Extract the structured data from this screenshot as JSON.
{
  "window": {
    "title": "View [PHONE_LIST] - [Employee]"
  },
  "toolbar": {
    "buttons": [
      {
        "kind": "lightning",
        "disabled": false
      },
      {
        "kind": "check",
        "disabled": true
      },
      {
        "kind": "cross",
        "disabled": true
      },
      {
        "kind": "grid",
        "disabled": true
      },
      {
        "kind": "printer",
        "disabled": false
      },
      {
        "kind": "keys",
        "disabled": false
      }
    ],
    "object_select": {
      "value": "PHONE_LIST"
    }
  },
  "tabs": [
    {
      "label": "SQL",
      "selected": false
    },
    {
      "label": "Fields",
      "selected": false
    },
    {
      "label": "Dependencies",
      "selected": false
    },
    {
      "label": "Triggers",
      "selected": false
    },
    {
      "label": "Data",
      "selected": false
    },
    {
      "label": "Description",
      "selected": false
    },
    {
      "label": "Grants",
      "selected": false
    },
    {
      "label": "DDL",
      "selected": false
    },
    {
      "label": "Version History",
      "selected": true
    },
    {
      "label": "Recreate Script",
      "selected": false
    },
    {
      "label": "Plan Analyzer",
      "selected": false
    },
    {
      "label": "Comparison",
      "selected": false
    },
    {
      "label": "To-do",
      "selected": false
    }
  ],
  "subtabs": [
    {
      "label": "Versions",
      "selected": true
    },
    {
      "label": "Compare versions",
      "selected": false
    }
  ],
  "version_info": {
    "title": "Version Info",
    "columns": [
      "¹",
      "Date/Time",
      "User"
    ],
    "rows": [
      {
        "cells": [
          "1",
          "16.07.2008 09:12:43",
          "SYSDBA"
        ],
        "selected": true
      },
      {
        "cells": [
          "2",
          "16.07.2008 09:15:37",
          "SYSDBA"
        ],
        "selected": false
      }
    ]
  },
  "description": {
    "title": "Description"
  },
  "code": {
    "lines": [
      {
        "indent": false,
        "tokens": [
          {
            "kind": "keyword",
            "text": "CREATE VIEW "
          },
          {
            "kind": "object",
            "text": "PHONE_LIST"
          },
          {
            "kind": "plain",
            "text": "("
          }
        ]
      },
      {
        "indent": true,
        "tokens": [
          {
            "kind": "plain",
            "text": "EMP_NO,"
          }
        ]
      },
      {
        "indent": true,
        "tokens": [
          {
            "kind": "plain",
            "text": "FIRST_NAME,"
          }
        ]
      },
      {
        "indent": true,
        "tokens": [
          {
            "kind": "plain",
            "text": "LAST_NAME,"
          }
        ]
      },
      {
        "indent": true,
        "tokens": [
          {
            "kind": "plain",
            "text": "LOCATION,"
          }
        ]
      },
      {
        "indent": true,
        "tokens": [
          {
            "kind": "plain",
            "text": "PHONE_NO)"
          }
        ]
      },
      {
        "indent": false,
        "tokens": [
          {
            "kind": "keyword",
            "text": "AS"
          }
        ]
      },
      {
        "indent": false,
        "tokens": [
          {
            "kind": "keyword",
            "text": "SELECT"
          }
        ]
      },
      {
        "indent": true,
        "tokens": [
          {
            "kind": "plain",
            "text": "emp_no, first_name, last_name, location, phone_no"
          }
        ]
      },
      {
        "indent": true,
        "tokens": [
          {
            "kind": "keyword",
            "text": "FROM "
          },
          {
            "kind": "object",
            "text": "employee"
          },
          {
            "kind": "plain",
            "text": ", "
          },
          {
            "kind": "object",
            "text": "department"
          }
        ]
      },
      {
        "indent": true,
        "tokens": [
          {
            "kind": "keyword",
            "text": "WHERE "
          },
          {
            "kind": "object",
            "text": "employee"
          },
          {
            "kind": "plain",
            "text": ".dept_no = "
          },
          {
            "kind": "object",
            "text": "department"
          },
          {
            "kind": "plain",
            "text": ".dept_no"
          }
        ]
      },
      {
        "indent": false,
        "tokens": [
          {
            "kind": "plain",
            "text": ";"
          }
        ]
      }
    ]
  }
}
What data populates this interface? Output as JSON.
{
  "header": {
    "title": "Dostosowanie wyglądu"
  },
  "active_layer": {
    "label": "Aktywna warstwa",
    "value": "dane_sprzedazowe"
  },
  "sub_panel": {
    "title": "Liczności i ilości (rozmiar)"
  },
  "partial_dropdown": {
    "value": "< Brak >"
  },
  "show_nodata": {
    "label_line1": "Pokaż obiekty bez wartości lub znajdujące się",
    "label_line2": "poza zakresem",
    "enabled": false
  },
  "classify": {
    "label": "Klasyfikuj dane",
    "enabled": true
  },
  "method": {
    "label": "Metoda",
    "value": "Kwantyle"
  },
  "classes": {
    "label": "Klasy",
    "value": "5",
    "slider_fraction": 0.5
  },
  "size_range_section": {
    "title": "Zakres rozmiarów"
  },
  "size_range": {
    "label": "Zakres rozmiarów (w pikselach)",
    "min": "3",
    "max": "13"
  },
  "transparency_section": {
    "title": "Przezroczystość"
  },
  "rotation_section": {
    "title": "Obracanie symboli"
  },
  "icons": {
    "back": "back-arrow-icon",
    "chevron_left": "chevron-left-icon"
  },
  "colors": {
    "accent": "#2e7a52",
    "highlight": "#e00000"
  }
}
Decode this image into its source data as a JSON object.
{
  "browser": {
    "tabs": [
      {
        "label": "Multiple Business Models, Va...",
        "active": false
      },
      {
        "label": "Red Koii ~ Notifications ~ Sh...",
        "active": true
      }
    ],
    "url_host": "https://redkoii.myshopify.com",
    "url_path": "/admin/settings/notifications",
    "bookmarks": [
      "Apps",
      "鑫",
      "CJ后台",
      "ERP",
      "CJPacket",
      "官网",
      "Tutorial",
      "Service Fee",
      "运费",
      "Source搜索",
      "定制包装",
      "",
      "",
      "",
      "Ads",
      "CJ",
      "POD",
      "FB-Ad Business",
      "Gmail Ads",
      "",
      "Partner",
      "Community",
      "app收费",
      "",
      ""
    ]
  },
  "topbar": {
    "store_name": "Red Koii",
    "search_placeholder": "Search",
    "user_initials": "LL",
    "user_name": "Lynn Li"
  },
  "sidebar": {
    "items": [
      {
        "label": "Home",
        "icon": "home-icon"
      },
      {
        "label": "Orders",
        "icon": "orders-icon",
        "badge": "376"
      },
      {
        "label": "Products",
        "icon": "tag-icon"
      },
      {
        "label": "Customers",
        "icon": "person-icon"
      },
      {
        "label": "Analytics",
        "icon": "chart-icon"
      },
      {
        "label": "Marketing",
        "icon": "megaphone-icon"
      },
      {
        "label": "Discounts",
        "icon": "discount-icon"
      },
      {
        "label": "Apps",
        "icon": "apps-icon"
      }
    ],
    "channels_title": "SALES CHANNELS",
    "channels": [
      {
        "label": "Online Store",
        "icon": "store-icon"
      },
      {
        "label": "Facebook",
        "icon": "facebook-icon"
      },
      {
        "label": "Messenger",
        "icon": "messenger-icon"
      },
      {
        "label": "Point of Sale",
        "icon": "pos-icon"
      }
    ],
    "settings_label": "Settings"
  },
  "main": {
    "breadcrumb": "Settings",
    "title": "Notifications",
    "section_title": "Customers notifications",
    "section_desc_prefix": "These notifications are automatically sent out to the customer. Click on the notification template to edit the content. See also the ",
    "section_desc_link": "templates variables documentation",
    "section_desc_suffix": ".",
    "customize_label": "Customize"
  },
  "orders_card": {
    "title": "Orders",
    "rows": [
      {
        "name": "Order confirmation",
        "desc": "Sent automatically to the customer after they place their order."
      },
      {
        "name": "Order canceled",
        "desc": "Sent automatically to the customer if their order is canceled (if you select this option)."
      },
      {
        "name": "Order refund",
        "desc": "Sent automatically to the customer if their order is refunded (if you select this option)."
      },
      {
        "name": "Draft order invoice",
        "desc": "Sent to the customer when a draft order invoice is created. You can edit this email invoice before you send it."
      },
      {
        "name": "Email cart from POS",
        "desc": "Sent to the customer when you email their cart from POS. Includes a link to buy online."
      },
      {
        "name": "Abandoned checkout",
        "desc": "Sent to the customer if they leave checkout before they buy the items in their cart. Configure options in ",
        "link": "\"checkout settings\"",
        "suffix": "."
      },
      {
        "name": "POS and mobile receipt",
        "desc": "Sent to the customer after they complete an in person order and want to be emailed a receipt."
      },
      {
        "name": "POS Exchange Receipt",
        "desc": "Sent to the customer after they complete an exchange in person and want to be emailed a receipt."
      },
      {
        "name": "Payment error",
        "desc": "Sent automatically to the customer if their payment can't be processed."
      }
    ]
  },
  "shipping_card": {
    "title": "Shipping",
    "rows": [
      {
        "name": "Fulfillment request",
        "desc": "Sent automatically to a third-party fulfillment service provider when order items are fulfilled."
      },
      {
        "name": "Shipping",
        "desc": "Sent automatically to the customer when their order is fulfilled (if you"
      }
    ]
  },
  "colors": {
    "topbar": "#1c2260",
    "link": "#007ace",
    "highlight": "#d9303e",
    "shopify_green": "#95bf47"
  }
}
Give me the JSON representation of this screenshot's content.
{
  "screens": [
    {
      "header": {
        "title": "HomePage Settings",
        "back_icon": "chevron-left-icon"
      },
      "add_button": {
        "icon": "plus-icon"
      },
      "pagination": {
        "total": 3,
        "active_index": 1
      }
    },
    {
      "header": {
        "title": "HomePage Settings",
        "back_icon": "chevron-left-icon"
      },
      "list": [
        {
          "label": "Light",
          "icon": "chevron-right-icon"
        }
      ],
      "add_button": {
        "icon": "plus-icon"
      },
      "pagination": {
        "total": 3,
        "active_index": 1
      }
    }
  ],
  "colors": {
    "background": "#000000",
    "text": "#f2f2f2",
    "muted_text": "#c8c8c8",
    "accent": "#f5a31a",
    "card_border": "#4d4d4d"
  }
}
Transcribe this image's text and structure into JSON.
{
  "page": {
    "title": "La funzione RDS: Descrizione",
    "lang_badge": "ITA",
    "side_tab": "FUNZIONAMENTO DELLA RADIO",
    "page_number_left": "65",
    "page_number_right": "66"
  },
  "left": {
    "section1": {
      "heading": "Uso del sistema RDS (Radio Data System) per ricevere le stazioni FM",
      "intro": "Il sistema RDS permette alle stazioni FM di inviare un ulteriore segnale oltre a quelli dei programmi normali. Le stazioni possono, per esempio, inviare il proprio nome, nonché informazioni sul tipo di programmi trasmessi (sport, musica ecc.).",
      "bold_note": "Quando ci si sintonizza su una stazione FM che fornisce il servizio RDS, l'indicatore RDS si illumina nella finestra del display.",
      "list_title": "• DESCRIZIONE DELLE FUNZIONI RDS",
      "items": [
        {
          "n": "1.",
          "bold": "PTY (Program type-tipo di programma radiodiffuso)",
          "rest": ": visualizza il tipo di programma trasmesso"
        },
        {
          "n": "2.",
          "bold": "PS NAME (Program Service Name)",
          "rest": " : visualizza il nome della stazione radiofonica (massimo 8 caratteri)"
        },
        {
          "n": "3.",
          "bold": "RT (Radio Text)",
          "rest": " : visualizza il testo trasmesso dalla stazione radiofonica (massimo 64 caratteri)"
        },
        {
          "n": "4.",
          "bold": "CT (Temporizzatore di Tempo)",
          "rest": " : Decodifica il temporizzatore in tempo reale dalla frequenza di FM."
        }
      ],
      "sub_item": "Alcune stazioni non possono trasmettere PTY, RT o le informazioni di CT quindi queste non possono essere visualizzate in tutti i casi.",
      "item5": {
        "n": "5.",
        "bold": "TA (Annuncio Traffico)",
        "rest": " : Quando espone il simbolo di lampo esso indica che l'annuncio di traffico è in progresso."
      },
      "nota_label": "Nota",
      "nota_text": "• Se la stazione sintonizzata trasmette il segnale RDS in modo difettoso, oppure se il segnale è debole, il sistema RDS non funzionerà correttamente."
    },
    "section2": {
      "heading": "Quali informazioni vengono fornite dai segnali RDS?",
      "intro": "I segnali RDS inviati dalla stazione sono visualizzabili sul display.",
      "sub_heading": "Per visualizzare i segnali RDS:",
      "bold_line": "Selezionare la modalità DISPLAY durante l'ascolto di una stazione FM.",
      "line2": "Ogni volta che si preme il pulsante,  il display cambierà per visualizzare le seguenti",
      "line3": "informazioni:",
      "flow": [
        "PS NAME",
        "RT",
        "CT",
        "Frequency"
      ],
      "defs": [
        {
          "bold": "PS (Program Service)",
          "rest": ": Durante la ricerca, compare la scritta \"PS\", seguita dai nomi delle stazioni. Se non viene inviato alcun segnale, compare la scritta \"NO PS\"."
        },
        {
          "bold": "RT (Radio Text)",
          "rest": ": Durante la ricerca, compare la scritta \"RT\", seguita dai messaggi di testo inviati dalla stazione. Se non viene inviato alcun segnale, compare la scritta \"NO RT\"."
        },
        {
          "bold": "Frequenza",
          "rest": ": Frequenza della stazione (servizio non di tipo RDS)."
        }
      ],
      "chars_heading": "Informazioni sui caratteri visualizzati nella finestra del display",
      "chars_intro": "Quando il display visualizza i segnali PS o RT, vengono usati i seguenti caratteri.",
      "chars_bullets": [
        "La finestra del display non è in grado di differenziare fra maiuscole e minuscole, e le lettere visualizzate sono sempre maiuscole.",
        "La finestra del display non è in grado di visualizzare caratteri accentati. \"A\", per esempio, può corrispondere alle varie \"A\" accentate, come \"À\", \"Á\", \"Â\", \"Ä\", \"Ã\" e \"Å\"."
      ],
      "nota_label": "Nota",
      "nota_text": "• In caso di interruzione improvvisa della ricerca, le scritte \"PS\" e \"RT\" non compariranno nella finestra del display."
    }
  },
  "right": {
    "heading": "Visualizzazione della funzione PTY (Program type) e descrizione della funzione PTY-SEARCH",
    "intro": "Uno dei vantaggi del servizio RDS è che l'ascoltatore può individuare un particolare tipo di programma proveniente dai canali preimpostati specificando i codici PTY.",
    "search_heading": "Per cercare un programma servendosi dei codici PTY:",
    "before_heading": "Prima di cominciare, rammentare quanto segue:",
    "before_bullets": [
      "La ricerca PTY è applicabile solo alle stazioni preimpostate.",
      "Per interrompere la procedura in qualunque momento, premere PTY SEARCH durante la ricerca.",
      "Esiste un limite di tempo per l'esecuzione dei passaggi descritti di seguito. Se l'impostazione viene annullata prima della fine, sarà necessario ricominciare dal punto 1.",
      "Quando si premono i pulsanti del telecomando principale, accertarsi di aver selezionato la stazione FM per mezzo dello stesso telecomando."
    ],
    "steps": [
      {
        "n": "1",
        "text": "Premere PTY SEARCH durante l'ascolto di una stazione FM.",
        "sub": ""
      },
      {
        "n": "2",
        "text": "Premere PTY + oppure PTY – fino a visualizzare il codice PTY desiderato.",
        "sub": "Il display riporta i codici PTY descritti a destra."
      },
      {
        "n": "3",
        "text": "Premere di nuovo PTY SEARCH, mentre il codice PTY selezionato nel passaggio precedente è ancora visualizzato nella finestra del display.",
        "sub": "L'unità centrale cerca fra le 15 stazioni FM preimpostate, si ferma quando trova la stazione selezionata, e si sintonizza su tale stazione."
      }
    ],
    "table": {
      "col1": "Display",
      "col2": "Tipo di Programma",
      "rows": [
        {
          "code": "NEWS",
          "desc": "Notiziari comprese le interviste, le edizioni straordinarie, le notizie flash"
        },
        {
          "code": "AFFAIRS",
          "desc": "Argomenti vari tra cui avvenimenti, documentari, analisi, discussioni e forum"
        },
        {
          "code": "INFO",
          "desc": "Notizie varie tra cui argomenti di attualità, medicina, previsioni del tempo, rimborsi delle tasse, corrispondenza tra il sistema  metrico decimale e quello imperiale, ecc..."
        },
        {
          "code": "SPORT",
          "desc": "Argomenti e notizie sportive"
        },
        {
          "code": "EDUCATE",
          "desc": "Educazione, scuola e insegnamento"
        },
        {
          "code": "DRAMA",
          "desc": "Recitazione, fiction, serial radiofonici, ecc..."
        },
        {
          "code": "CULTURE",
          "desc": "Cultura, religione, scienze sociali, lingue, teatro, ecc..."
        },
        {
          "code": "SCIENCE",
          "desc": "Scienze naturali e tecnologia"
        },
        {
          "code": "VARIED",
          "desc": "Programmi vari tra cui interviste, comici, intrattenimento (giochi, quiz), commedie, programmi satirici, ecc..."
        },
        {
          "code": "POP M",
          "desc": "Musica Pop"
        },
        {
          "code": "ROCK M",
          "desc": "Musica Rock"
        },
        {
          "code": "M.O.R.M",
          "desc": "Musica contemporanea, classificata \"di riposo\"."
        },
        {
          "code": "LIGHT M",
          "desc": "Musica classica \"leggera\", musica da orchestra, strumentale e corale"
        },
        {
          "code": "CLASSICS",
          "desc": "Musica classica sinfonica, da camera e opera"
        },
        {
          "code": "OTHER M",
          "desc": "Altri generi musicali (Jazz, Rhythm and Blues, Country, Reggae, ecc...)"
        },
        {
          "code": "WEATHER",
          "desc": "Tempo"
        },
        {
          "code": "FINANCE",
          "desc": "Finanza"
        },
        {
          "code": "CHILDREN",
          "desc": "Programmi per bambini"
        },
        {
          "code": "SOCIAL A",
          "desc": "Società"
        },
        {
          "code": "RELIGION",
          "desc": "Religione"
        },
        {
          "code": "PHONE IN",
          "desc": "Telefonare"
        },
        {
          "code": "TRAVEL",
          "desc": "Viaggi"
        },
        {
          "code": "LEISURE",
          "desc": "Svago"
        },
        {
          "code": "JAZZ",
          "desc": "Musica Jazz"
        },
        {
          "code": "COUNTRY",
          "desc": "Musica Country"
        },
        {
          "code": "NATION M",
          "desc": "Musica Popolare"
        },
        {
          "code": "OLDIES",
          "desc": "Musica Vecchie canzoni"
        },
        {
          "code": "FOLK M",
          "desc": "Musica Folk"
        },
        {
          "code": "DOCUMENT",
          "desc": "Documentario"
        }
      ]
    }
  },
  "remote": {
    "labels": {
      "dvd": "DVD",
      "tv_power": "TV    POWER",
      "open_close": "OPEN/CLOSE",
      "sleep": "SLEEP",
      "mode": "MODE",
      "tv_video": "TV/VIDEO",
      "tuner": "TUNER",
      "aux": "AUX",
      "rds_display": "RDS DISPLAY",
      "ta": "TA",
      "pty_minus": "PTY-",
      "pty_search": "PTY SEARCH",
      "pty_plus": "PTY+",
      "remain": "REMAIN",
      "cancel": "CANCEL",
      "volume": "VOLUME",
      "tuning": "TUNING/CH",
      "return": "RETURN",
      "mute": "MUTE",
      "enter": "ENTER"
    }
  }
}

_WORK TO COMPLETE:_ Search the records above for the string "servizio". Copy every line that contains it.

_ANSWER TO THIS EXERCISE:_
      "bold_note": "Quando ci si sintonizza su una stazione FM che fornisce il servizio RDS, l'indicatore RDS si illumina nella finestra del display.",
          "rest": ": Frequenza della stazione (servizio non di tipo RDS)."
    "intro": "Uno dei vantaggi del servizio RDS è che l'ascoltatore può individuare un particolare tipo di programma proveniente dai canali preimpostati specificando i codici PTY.",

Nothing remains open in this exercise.